As you may be aware, LinkedIn is the largest professional networking site and at present, there are more than 277 million active accounts. With so many accounts on LinkedIn, you want to avoid getting lost in the crowd – especially if you are looking to obtain a professional role through the site.
After you have set up your profile, how can you actually use LinkedIn to get a job? Luckily, LinkedIn is considered a powerful search engine and job board so it is the perfect place to look for work. In fact, 94% of recruiters claim they use social media, with 87% using LinkedIn, to look for potential candidates to fill their job vacancies.
In this guide, we will take you through some things you can do to take advantage of this game-changing, networking platform which is available right at you finger tips.
Optimise your profile
Your Title: If you are looking for a job in a particular industry, tailor your profile to appeal to employers in that sector. Start with your title.

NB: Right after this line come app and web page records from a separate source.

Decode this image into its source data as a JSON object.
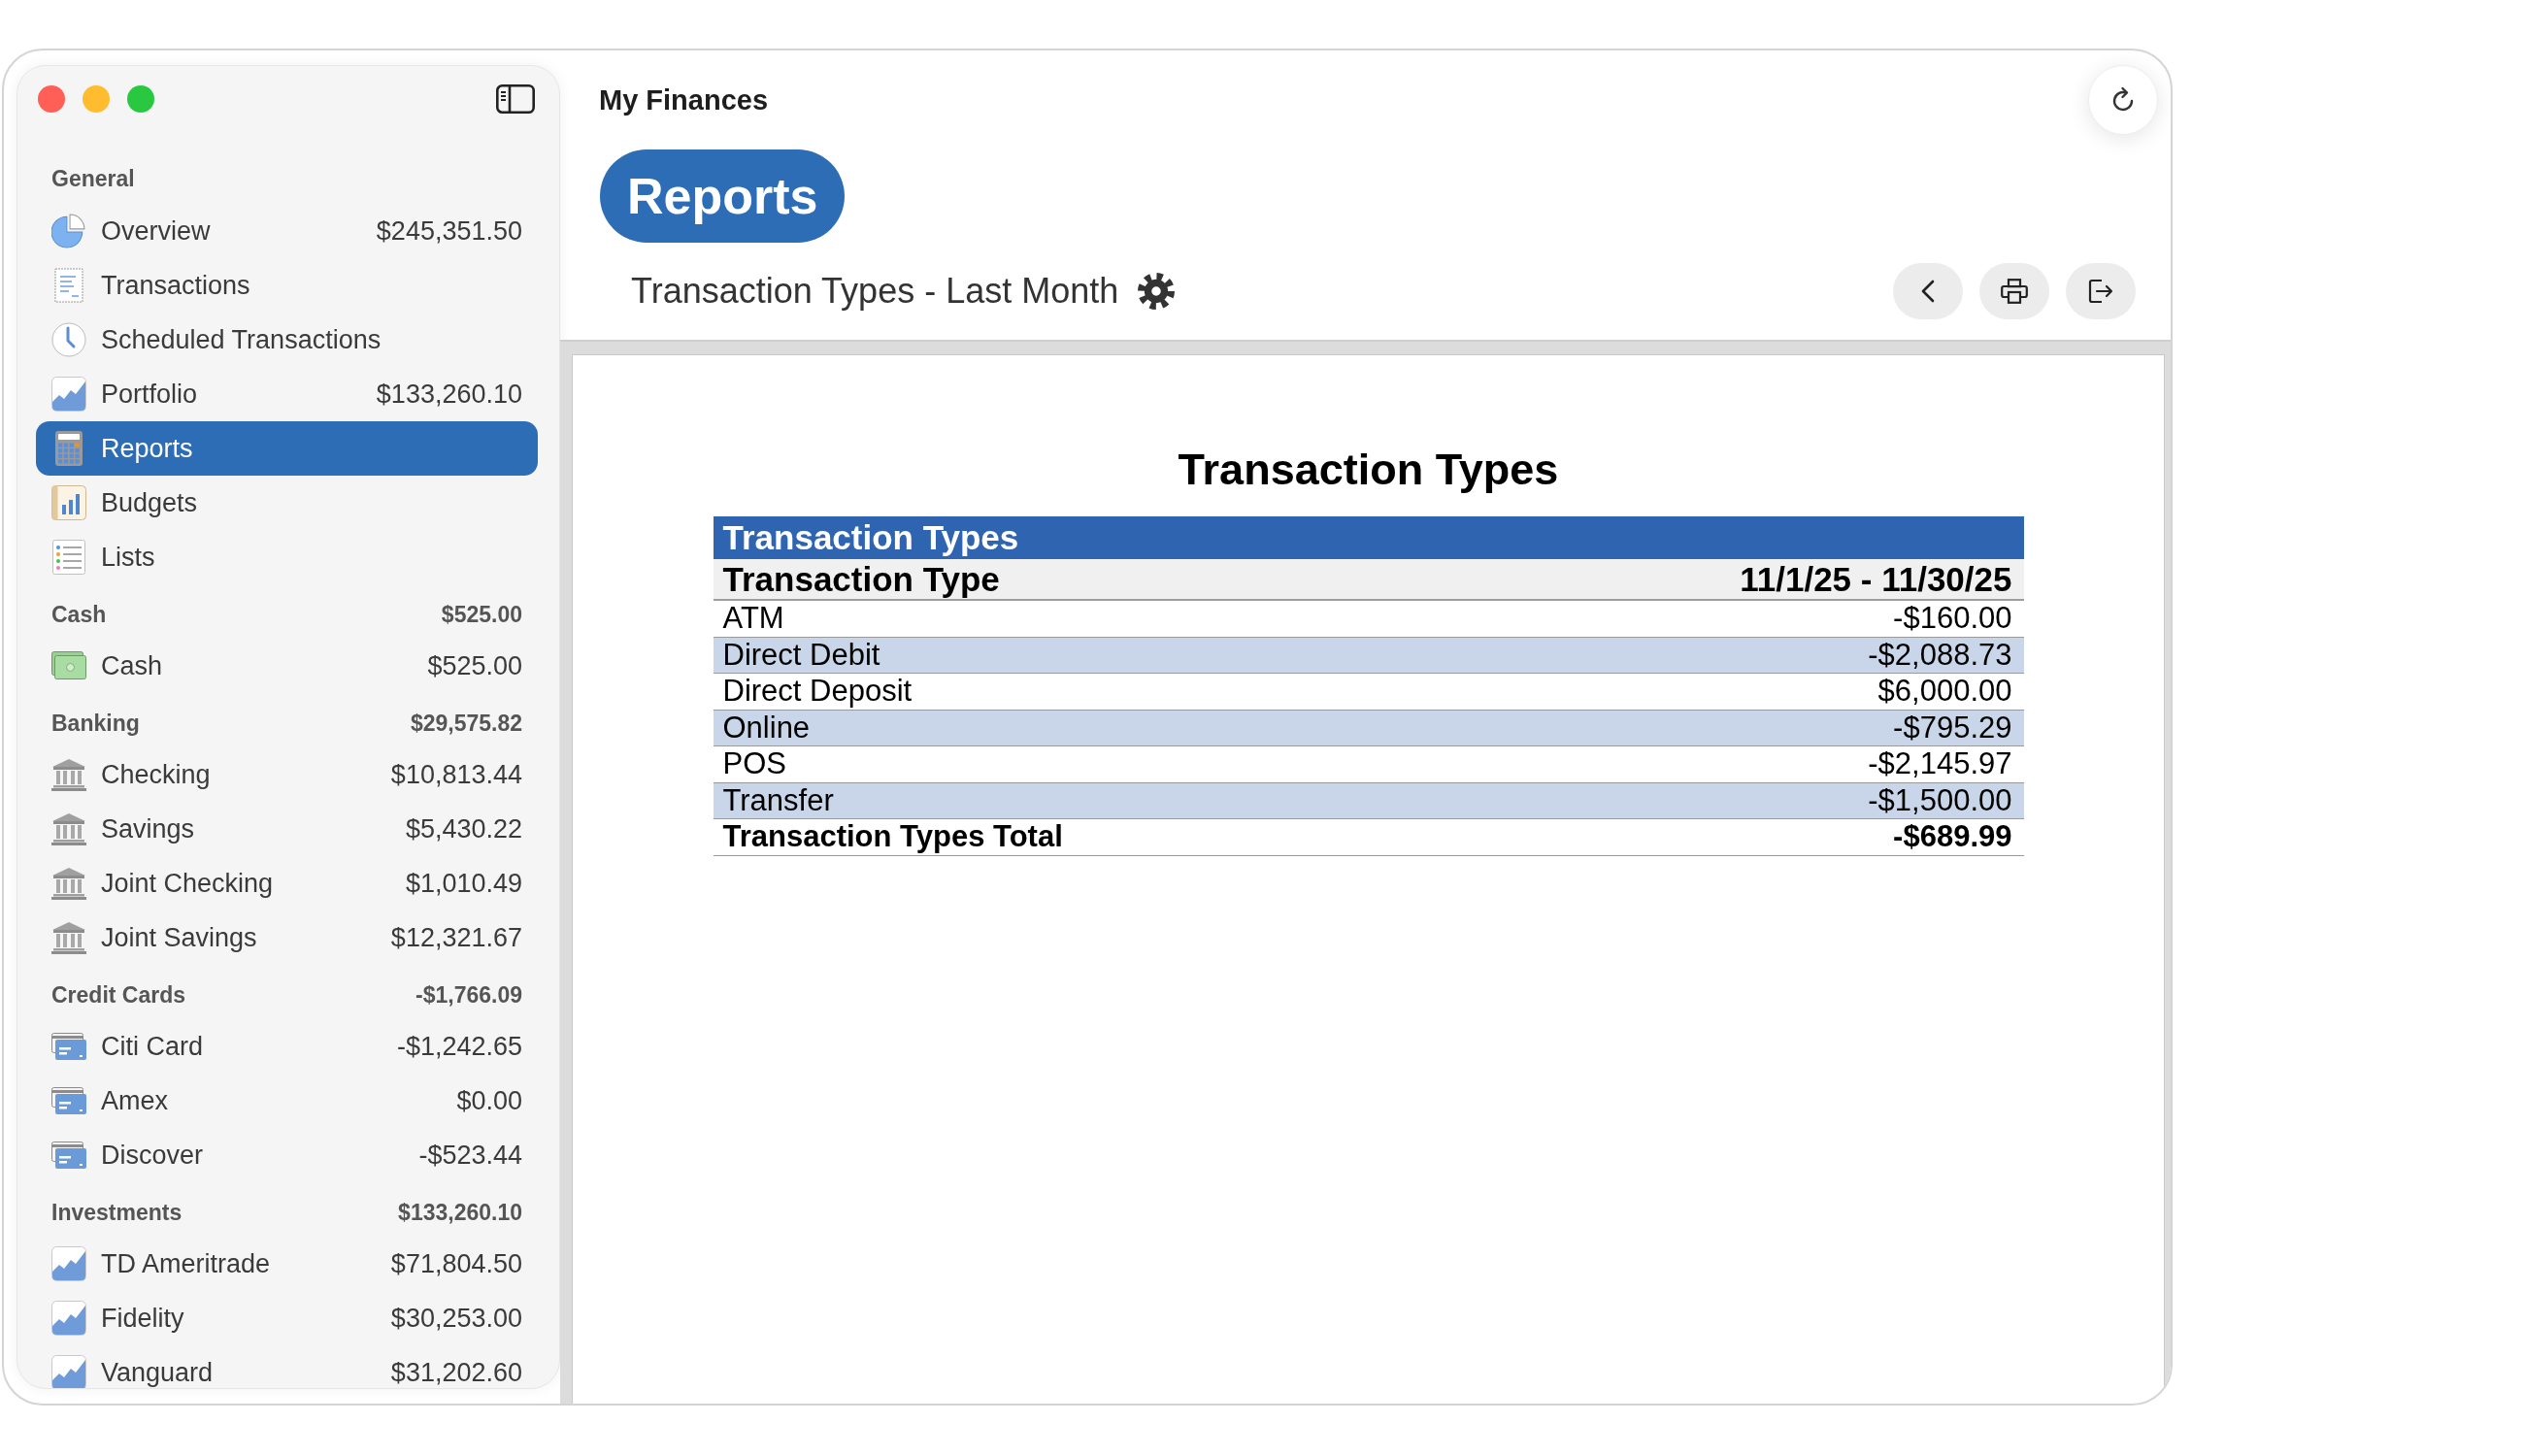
{
  "window": {
    "title": "My Finances"
  },
  "sidebar": {
    "sections": [
      {
        "title": "General",
        "items": [
          {
            "kind": "pie",
            "label": "Overview",
            "amount": "$245,351.50",
            "selected": false
          },
          {
            "kind": "receipt",
            "label": "Transactions",
            "selected": false
          },
          {
            "kind": "clock",
            "label": "Scheduled Transactions",
            "selected": false
          },
          {
            "kind": "chart",
            "label": "Portfolio",
            "amount": "$133,260.10",
            "selected": false
          },
          {
            "kind": "calculator",
            "label": "Reports",
            "selected": true
          },
          {
            "kind": "budget",
            "label": "Budgets",
            "selected": false
          },
          {
            "kind": "list",
            "label": "Lists",
            "selected": false
          }
        ]
      },
      {
        "title": "Cash",
        "total": "$525.00",
        "items": [
          {
            "kind": "cash",
            "label": "Cash",
            "amount": "$525.00",
            "selected": false
          }
        ]
      },
      {
        "title": "Banking",
        "total": "$29,575.82",
        "items": [
          {
            "kind": "bank",
            "label": "Checking",
            "amount": "$10,813.44",
            "selected": false
          },
          {
            "kind": "bank",
            "label": "Savings",
            "amount": "$5,430.22",
            "selected": false
          },
          {
            "kind": "bank",
            "label": "Joint Checking",
            "amount": "$1,010.49",
            "selected": false
          },
          {
            "kind": "bank",
            "label": "Joint Savings",
            "amount": "$12,321.67",
            "selected": false
          }
        ]
      },
      {
        "title": "Credit Cards",
        "total": "-$1,766.09",
        "items": [
          {
            "kind": "card",
            "label": "Citi Card",
            "amount": "-$1,242.65",
            "selected": false
          },
          {
            "kind": "card",
            "label": "Amex",
            "amount": "$0.00",
            "selected": false
          },
          {
            "kind": "card",
            "label": "Discover",
            "amount": "-$523.44",
            "selected": false
          }
        ]
      },
      {
        "title": "Investments",
        "total": "$133,260.10",
        "items": [
          {
            "kind": "chart",
            "label": "TD Ameritrade",
            "amount": "$71,804.50",
            "selected": false
          },
          {
            "kind": "chart",
            "label": "Fidelity",
            "amount": "$30,253.00",
            "selected": false
          },
          {
            "kind": "chart",
            "label": "Vanguard",
            "amount": "$31,202.60",
            "selected": false
          }
        ]
      }
    ]
  },
  "header": {
    "page_title": "Reports",
    "report_name": "Transaction Types - Last Month"
  },
  "report": {
    "title": "Transaction Types",
    "table": {
      "group": "Transaction Types",
      "columns": [
        "Transaction Type",
        "11/1/25 - 11/30/25"
      ],
      "rows": [
        {
          "kind": "data",
          "cells": [
            "ATM",
            "-$160.00"
          ]
        },
        {
          "kind": "data",
          "cells": [
            "Direct Debit",
            "-$2,088.73"
          ]
        },
        {
          "kind": "data",
          "cells": [
            "Direct Deposit",
            "$6,000.00"
          ]
        },
        {
          "kind": "data",
          "cells": [
            "Online",
            "-$795.29"
          ]
        },
        {
          "kind": "data",
          "cells": [
            "POS",
            "-$2,145.97"
          ]
        },
        {
          "kind": "data",
          "cells": [
            "Transfer",
            "-$1,500.00"
          ]
        },
        {
          "kind": "total",
          "cells": [
            "Transaction Types Total",
            "-$689.99"
          ]
        }
      ]
    }
  }
}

This is usually your current job title, but make sure you avoid something too bland or vague like Marketing or Tax Accountant. This is because at a glance, it does not show your level of experience compared to something like “Marketing Executive” or “Senior Tax Accountant.” With a full, more descriptive detail, recruiters and potential employers know where you are in the company hierachy and then can be in a better position to offer you the same position on better money or the next step in the ladder.
Your Image: An image says 1,000 words and it should present you as professional and hard-working. Does your facial expression and clothing reflect well on the job position or industry? Having a drink with your friends does not scream the next CEO of the company. A strong, high res image with just you and a white background is highly effective. Something that also works well is you receiving or holding some kind of award or photo’d with a well-known business figure or celebrity.
Your Written Profile: You should aim to pick out key skills which are being asked for in job descriptions you have seen and are looking for. The chances are that you have used these skills well before and not recognised them. These could include things like time management, organisation, punctuality and team-work. A great function on LinkedIn is that your connections have the option to endorse you for the skills you claim to obtain.
Use key words on your profile. Recruiters will be searching for straightforward keywords on LinkedIn to find potential employees in the correct industry for their clients. It is important to use keywords so that you are easy to find by recruiters. So, it is important to think about the type of things a recruiter would be searching for and fit these into your profile including types of computer development, qualifications and awards.
Recommendations: Linkedin allows you to ask other people for recommendations and referrals. It is a great way to show some testimonials and highlight your best qualities and why they liked working with you.
Compared to a basic CV on your profile page, these recommendations above add a lot of meat on the bone.
Use the search function
LinkedIn is a high-power search engine in its own right where a recovered 5 billion and over searches were made on the social networking site in the last year alone.
In order to get started, locate the search bar at the top on the page; here you can type in key words, company names and specific job titles. For example, you could type in “Marketing Manager” and you will get a list of relevant job vacancies, group and people who hold that job title already which may be good to connect with. If you are already connected with a person in the search, it will prompt you to message them.
The search engine also cleverly allows you to filter results by people, jobs, groups, companies and inbox. Once you select one, “jobs” let’s say, it will then allow you to further customise your search by industry, connections, location, job function and experience level.
If you click on Marketing Manager at Sony located in Manchester, for example, one of the most helpful features LinkedIn offers you is that in addition to the details of the selected role, you will see:
- A list of other jobs at Sony
- A list of similar jobs available at other companies
- A list of other jobs that people who also clicked on this job have viewed
After you have used the site for a while, LinkedIn’s algorithm will become tailored to you. It will get a feel for what your preferences are and show you things it thinks you would be interested in on the page and in regular emails too.
Connect and build up a network
People you meet on LinkedIn may actually become someone you end up working for, referring or working with. The connection’s aspect of LinkedIn is like a global group that you have created full of mentors and mentees, business opportunities and job leads – this is clearly one of the best features of LinkedIn.
It is advisable to connect with people in your own industry or in an industry you are trying to get your new role in.
Feel free to send messages to people which are personal and professional such as:
“Thank you for connecting with me. It was a pleasure to meet you at the networking event this week – I enjoyed our chat. Keep in touch! Regards, Jennifer”.
If you do this, you are establishing and building relationships right from the start of your employment journey. The receiver of your message will most likely appreciate the effort you have gone through in order to establish a relationship with them. Consequently, they will probably remember you in a sea of faces on their timeline and will potentially interact with your posts.
This piece was provided by BrightPool Recruitment, a company that specializes in helping their clients with talent strategy and helping to attract the best employees for your organisation.